Charlottesville, VABeautiful day here. The colors are just statring in VA, and I have to think that they already are on their way out of Maine where I have lived the last few years. Charlottesville is on the edge of the blue Ridge Mountains and though New England is leaf peeping territory, this part of the world is incredible this time of the year. And warmer..But I miss the ocean... I may ask the audience tonight to impersonate wave sounds, like a crashing surf in Maine...All in all, without the water, Charlottesville is one of the best places to live in the whole country... Keep that quiet though, people are coming here in droves.. New contruction is happening everywhere...I thought I might take a moment to discuss radoio hits and how they happen. Many people come up to me and tell me they wish they heard me on radio, because radio is so generic sounding to them. There is some truth to that. The exciting thing is the XM and Sirius will be in almost every new car in the next few years, so the radio monopolies like Clear Channel won't control what you are hearing. You can plug into the Cafe station on Sirius, or the folk show, or the blues show, or the comedy, sports, heavy metal.. whatever you want...For someone new artist on a big label, a lot of money, a lot of luck, and some good people power help makes a hit song. Producing it can cost a fortune, then you have to have big money to market the album, and then youi have to have some strong willed people championing it. Most folks say it costs about a million dollars to push a song to the top of the charts through the label system.... there are ways around this, but luck plays a larger role.I will never see that kind of budget for one of my songs from one of my albums...maybe if John Mayer covered me, however, or Sugarland or Courtney Love or Click Five. Getting covered by a commercial artist would work and isn't out of the realm of possibility...The other way is to have a song in a movie or on a tv show that breaks you nationally to a broader audience. The Rembrandts were completely off the public radar screens when they wrote the theme song to the tv show "Friends". When the show became a hit, the added a second verse, recorded a video with the cast playing as a band members, and voila, they had an instant hit. It helped that the song was catchy and someone at the show, a producer maybe, was a fan and asked them to write the song for the show. That's the champion every song needs.When I had "The World Ain't Slowing Down" in Me, Myself, and Irene the Farrely Brothers did everything they could to make the song pop out of the movie. They put it in the song four times. They wanted to give it that kind of exposure. And it really did help bring in a new audeince, a wider audience, and I am still getting e-mails world wide because of it. Lisa Loeb had a hit called "stay" in Reality Bites that jumped from the movies to the radio to a big label deal to the top of the pop charts... Her champion was the guy that lived a cross the hall from in NY, Ethan Hawke, who got her song in the soundtrack.

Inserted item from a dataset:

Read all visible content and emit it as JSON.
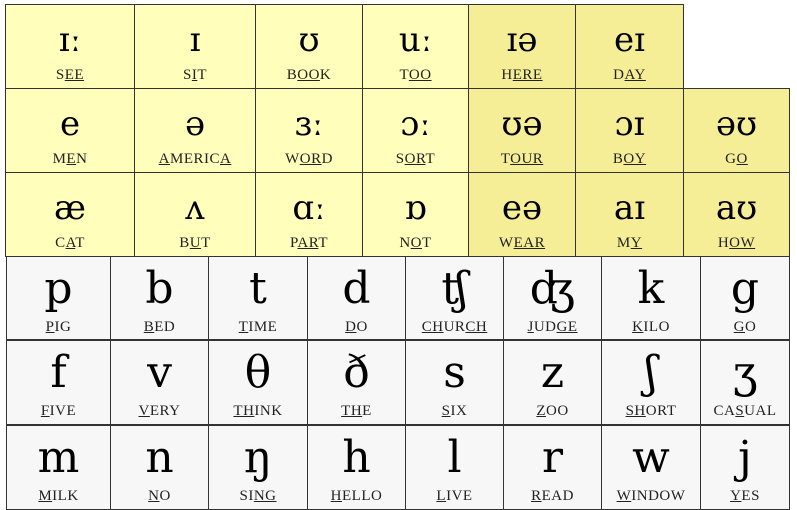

The Farrely Brothers were my champions, Ethan Hawke was hers...The song has to find a champion, and so it must really hit people that hear it in such a way that they react strongly, and spread it around. Every song has it's own path, it jumps out of my car and someone scoots ahead and creates work for me, rather than me doing all the work for it. Conversation with a Ghost was this way. It helped to break me in Boston. I've had a few others, Sweet Mistakes got in a sound track, If You Break Down got into the tv show Ed in a beautiful way. Angel in Manhatten got a lot of attention because it seemed to somehow to be related to the healing process after 9-11. Stations played it all over the country. These kind of things are unplanned, I never write a song to be a hit, I just try to capture the moment the song is framing. But I am statring to recognize that some songs have ideas of their own.. legs of their own, paths of their own.I believe the new album has some f these songs as well, maybe more ever before. Jukebox on my Grave, Home,
Take All the Sky You Need, and She Was seem like they have some legs... but we'll see. They have their own timing too...I just found out that someone at NBC discovered Beautiful World from the album Sweet Mistakes and they are considering for an ad for a mini-series in January. We'll see.
I love that these things happen for my songs without a big label, or big money... It's like watching your kids go off to college or careers to make something of themselves...looking forward to the next months shows in the midwest, Chicago, DC, Colorado...Thanks for everything, y'all..

updated: 3 years ago